Other characters in the book also find their places in life, as Candy accepts that she will be Wally’s partner, taking care of his as a paralyzed man, and Mr. Rose essentially finds his place when his daughter kills him, which seems to be just reward for his incestuous relationship with her.

Although the movie was enjoyable, reading the novel holds a much deeper, more emotional experience. It is interesting that John Irving not only wrote the book, he was also responsible for the Academy Award winning screenplay as well. The screenplay used for the film was not the work of another writer adapting John Irving’s novel, but John Irving himself really just conveying something different by telling a similar story. It is not that the movie just falls short at portraying something that the book conveys; it merely portrays something different, conveying different messages.

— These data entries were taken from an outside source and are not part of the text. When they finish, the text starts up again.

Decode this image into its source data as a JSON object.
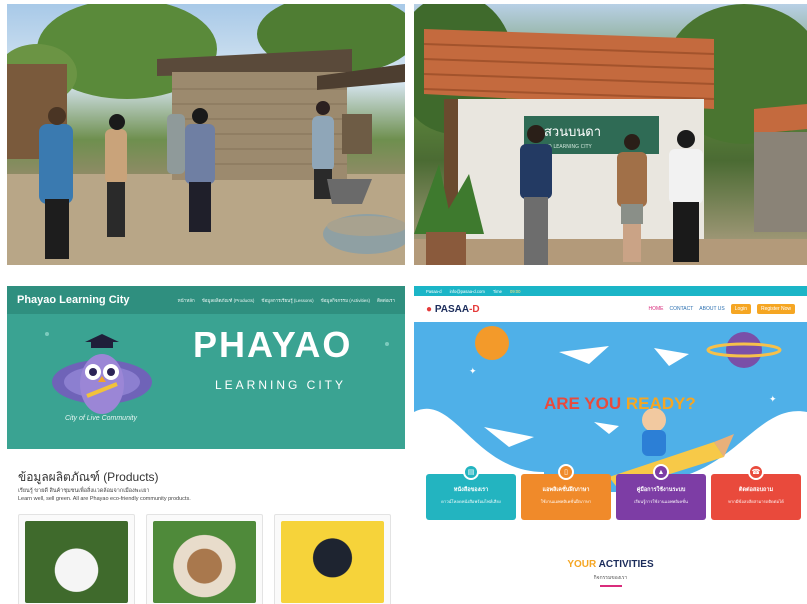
{
  "photo_top_right": {
    "sign_text": "สวนบนดา",
    "sign_subtext": "PHAYAO LEARNING CITY"
  },
  "phayao_site": {
    "logo": "Phayao Learning City",
    "nav": [
      "หน้าหลัก",
      "ข้อมูลผลิตภัณฑ์ (Products)",
      "ข้อมูลการเรียนรู้ (Lessons)",
      "ข้อมูลกิจกรรม (Activities)",
      "ติดต่อเรา"
    ],
    "hero_title": "PHAYAO",
    "hero_subtitle": "LEARNING CITY",
    "hero_caption": "City of Live Community",
    "products_title": "ข้อมูลผลิตภัณฑ์ (Products)",
    "products_desc_th": "เรียนรู้ ขายดี สินค้าชุมชนเพื่อสิ่งแวดล้อมจากเมืองพะเยา",
    "products_desc_en": "Learn well, sell green. All are Phayao eco-friendly community products.",
    "colors": {
      "primary": "#2f8f7f",
      "hero": "#3aa392"
    }
  },
  "pasaa_site": {
    "topbar": [
      "Pasaa-d",
      "info@pasaa-d.com",
      "Time",
      "09:00"
    ],
    "logo_prefix": "PASAA",
    "logo_suffix": "-D",
    "nav": [
      "HOME",
      "CONTACT",
      "ABOUT US",
      "Login",
      "Register Now"
    ],
    "hero_text_1": "ARE YOU ",
    "hero_text_2": "READY?",
    "cards": [
      {
        "title": "หนังสือของเรา",
        "subtitle": "ดาวน์โหลดหนังสือพร้อมไฟล์เสียง",
        "color": "#23b4c0",
        "icon": "book-icon"
      },
      {
        "title": "แอพลิเคชั่นฝึกภาษา",
        "subtitle": "ใช้งานแอพพลิเคชั่นฝึกภาษา",
        "color": "#f08a2a",
        "icon": "tablet-icon"
      },
      {
        "title": "คู่มือการใช้งานระบบ",
        "subtitle": "เรียนรู้การใช้งานแอพพลิเคชั่น",
        "color": "#7d3da5",
        "icon": "grad-cap-icon"
      },
      {
        "title": "ติดต่อสอบถาม",
        "subtitle": "หากมีข้อสงสัยสามารถติดต่อได้",
        "color": "#e94a3c",
        "icon": "contact-icon"
      }
    ],
    "activities_title_1": "YOUR ",
    "activities_title_2": "ACTIVITIES",
    "activities_sub": "กิจกรรมของเรา",
    "colors": {
      "sky": "#4fb0e8",
      "accent": "#f5a623",
      "pink": "#d92c7c"
    }
  }
}
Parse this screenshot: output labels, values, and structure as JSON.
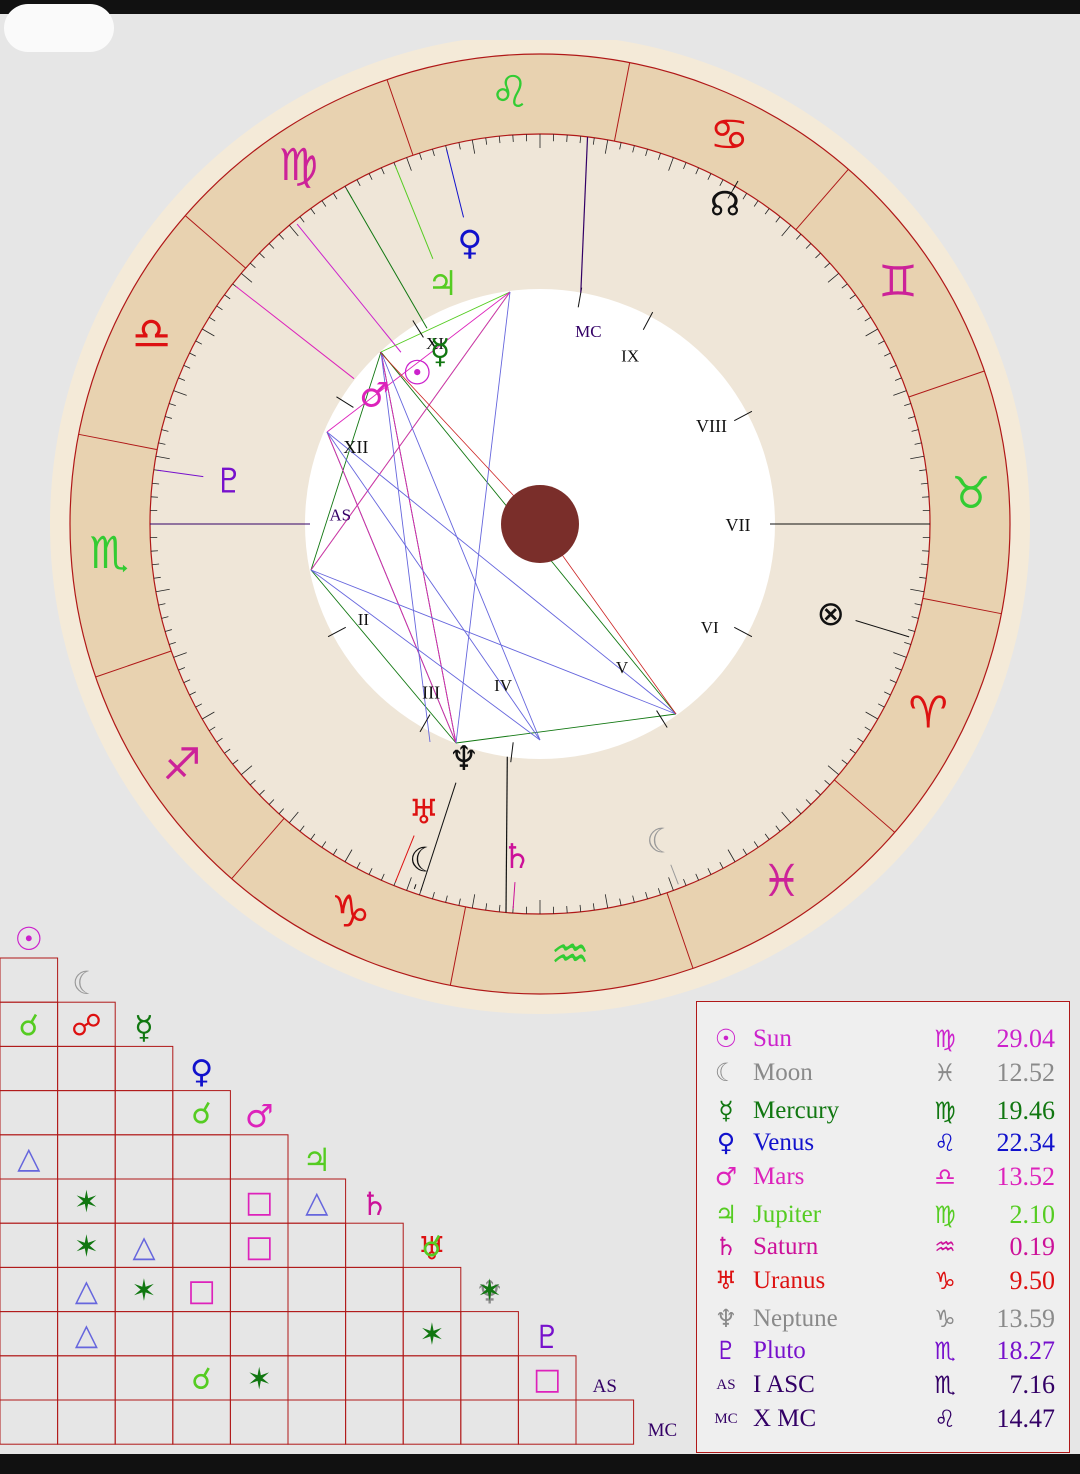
{
  "colors": {
    "sun": "#cc22cc",
    "moon": "#9a9a9a",
    "mercury": "#117711",
    "venus": "#1111cc",
    "mars": "#dd22bb",
    "jupiter": "#55cc22",
    "saturn": "#cc1199",
    "uranus": "#dd1111",
    "neptune": "#8a8a8a",
    "pluto": "#7711cc",
    "angle": "#330066",
    "grid_line": "#b01818",
    "band": "#e8d2b0",
    "outer_ring": "#f4ead8",
    "inner_disc": "#efe6d8"
  },
  "wheel": {
    "signs": [
      {
        "icon": "leo-icon",
        "glyph": "♌",
        "color": "#33cc33"
      },
      {
        "icon": "cancer-icon",
        "glyph": "♋",
        "color": "#dd1111"
      },
      {
        "icon": "gemini-icon",
        "glyph": "♊",
        "color": "#cc2299"
      },
      {
        "icon": "taurus-icon",
        "glyph": "♉",
        "color": "#33cc33"
      },
      {
        "icon": "aries-icon",
        "glyph": "♈",
        "color": "#dd1111"
      },
      {
        "icon": "pisces-icon",
        "glyph": "♓",
        "color": "#cc2299"
      },
      {
        "icon": "aquarius-icon",
        "glyph": "♒",
        "color": "#33cc33"
      },
      {
        "icon": "capricorn-icon",
        "glyph": "♑",
        "color": "#dd1111"
      },
      {
        "icon": "sagittarius-icon",
        "glyph": "♐",
        "color": "#cc2299"
      },
      {
        "icon": "scorpio-icon",
        "glyph": "♏",
        "color": "#33cc33"
      },
      {
        "icon": "libra-icon",
        "glyph": "♎",
        "color": "#dd1111"
      },
      {
        "icon": "virgo-icon",
        "glyph": "♍",
        "color": "#cc2299"
      }
    ],
    "houses": [
      "XI",
      "XII",
      "AS",
      "II",
      "III",
      "IV",
      "V",
      "VI",
      "VII",
      "VIII",
      "IX",
      "MC"
    ],
    "planets": [
      {
        "icon": "venus-icon",
        "glyph": "♀",
        "color": "#1111cc"
      },
      {
        "icon": "jupiter-icon",
        "glyph": "♃",
        "color": "#55cc22"
      },
      {
        "icon": "mercury-icon",
        "glyph": "☿",
        "color": "#117711"
      },
      {
        "icon": "sun-icon",
        "glyph": "☉",
        "color": "#cc22cc"
      },
      {
        "icon": "mars-icon",
        "glyph": "♂",
        "color": "#dd22bb"
      },
      {
        "icon": "pluto-icon",
        "glyph": "♇",
        "color": "#7711cc"
      },
      {
        "icon": "neptune-icon",
        "glyph": "♆",
        "color": "#111111"
      },
      {
        "icon": "uranus-icon",
        "glyph": "♅",
        "color": "#dd1111"
      },
      {
        "icon": "moon-node-icon",
        "glyph": "☾",
        "color": "#111111"
      },
      {
        "icon": "saturn-icon",
        "glyph": "♄",
        "color": "#cc1199"
      },
      {
        "icon": "moon-icon",
        "glyph": "☾",
        "color": "#9a9a9a"
      },
      {
        "icon": "part-of-fortune-icon",
        "glyph": "⊗",
        "color": "#111111"
      },
      {
        "icon": "node-icon",
        "glyph": "☊",
        "color": "#111111"
      }
    ]
  },
  "aspect_grid": {
    "headers": [
      {
        "glyph": "☉",
        "color": "#cc22cc"
      },
      {
        "glyph": "☾",
        "color": "#9a9a9a"
      },
      {
        "glyph": "☿",
        "color": "#117711"
      },
      {
        "glyph": "♀",
        "color": "#1111cc"
      },
      {
        "glyph": "♂",
        "color": "#dd22bb"
      },
      {
        "glyph": "♃",
        "color": "#55cc22"
      },
      {
        "glyph": "♄",
        "color": "#cc1199"
      },
      {
        "glyph": "♅",
        "color": "#dd1111"
      },
      {
        "glyph": "♆",
        "color": "#8a8a8a"
      },
      {
        "glyph": "♇",
        "color": "#7711cc"
      },
      {
        "glyph": "AS",
        "color": "#330066"
      },
      {
        "glyph": "MC",
        "color": "#330066"
      }
    ],
    "aspects": [
      {
        "row": 1,
        "col": 0,
        "glyph": "☌",
        "color": "#55cc22"
      },
      {
        "row": 1,
        "col": 1,
        "glyph": "☍",
        "color": "#dd1111"
      },
      {
        "row": 3,
        "col": 3,
        "glyph": "☌",
        "color": "#55cc22"
      },
      {
        "row": 4,
        "col": 0,
        "glyph": "△",
        "color": "#6666dd"
      },
      {
        "row": 5,
        "col": 1,
        "glyph": "✶",
        "color": "#117711"
      },
      {
        "row": 5,
        "col": 4,
        "glyph": "□",
        "color": "#dd22bb"
      },
      {
        "row": 5,
        "col": 5,
        "glyph": "△",
        "color": "#6666dd"
      },
      {
        "row": 6,
        "col": 1,
        "glyph": "✶",
        "color": "#117711"
      },
      {
        "row": 6,
        "col": 2,
        "glyph": "△",
        "color": "#6666dd"
      },
      {
        "row": 6,
        "col": 4,
        "glyph": "□",
        "color": "#dd22bb"
      },
      {
        "row": 6,
        "col": 7,
        "glyph": "☌",
        "color": "#55cc22"
      },
      {
        "row": 7,
        "col": 1,
        "glyph": "△",
        "color": "#6666dd"
      },
      {
        "row": 7,
        "col": 2,
        "glyph": "✶",
        "color": "#117711"
      },
      {
        "row": 7,
        "col": 3,
        "glyph": "□",
        "color": "#dd22bb"
      },
      {
        "row": 7,
        "col": 8,
        "glyph": "✶",
        "color": "#117711"
      },
      {
        "row": 8,
        "col": 1,
        "glyph": "△",
        "color": "#6666dd"
      },
      {
        "row": 8,
        "col": 7,
        "glyph": "✶",
        "color": "#117711"
      },
      {
        "row": 9,
        "col": 3,
        "glyph": "☌",
        "color": "#55cc22"
      },
      {
        "row": 9,
        "col": 4,
        "glyph": "✶",
        "color": "#117711"
      },
      {
        "row": 9,
        "col": 9,
        "glyph": "□",
        "color": "#dd22bb"
      }
    ]
  },
  "legend": {
    "rows": [
      {
        "symbol": "☉",
        "name": "Sun",
        "sign": "♍",
        "degree": "29.04",
        "color": "#cc22cc",
        "icon": "sun-icon",
        "sign_icon": "virgo-icon"
      },
      {
        "symbol": "☾",
        "name": "Moon",
        "sign": "♓",
        "degree": "12.52",
        "color": "#8a8a8a",
        "icon": "moon-icon",
        "sign_icon": "pisces-icon"
      },
      {
        "symbol": "☿",
        "name": "Mercury",
        "sign": "♍",
        "degree": "19.46",
        "color": "#117711",
        "icon": "mercury-icon",
        "sign_icon": "virgo-icon"
      },
      {
        "symbol": "♀",
        "name": "Venus",
        "sign": "♌",
        "degree": "22.34",
        "color": "#1111cc",
        "icon": "venus-icon",
        "sign_icon": "leo-icon"
      },
      {
        "symbol": "♂",
        "name": "Mars",
        "sign": "♎",
        "degree": "13.52",
        "color": "#dd22bb",
        "icon": "mars-icon",
        "sign_icon": "libra-icon"
      },
      {
        "symbol": "♃",
        "name": "Jupiter",
        "sign": "♍",
        "degree": "2.10",
        "color": "#55cc22",
        "icon": "jupiter-icon",
        "sign_icon": "virgo-icon"
      },
      {
        "symbol": "♄",
        "name": "Saturn",
        "sign": "♒",
        "degree": "0.19",
        "color": "#cc1199",
        "icon": "saturn-icon",
        "sign_icon": "aquarius-icon"
      },
      {
        "symbol": "♅",
        "name": "Uranus",
        "sign": "♑",
        "degree": "9.50",
        "color": "#dd1111",
        "icon": "uranus-icon",
        "sign_icon": "capricorn-icon"
      },
      {
        "symbol": "♆",
        "name": "Neptune",
        "sign": "♑",
        "degree": "13.59",
        "color": "#8a8a8a",
        "icon": "neptune-icon",
        "sign_icon": "capricorn-icon"
      },
      {
        "symbol": "♇",
        "name": "Pluto",
        "sign": "♏",
        "degree": "18.27",
        "color": "#7711cc",
        "icon": "pluto-icon",
        "sign_icon": "scorpio-icon"
      },
      {
        "symbol": "AS",
        "name": "I ASC",
        "sign": "♏",
        "degree": "7.16",
        "color": "#330066",
        "icon": "ascendant-label",
        "sign_icon": "scorpio-icon"
      },
      {
        "symbol": "MC",
        "name": "X MC",
        "sign": "♌",
        "degree": "14.47",
        "color": "#330066",
        "icon": "midheaven-label",
        "sign_icon": "leo-icon"
      }
    ]
  }
}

In all fairness, what is conveyed in the book would actually be almost impossible to convey in a film. The length of the film would be ridiculous; it would almost have to have been a mini-series. Plus, the time span covered in the book, from Homer’s birth to middle age would be extremely difficult to believably portray in one feature-length film. Besides all of this, the beauty of the book truly lies in the words, hundreds of beautifully descriptive words that are more felt than seen. The only suggestion I can make, is that the love triangle between Wally, Homer, and Candy, and the family relationship with Homer and Candy’s child, would make for a great sequel.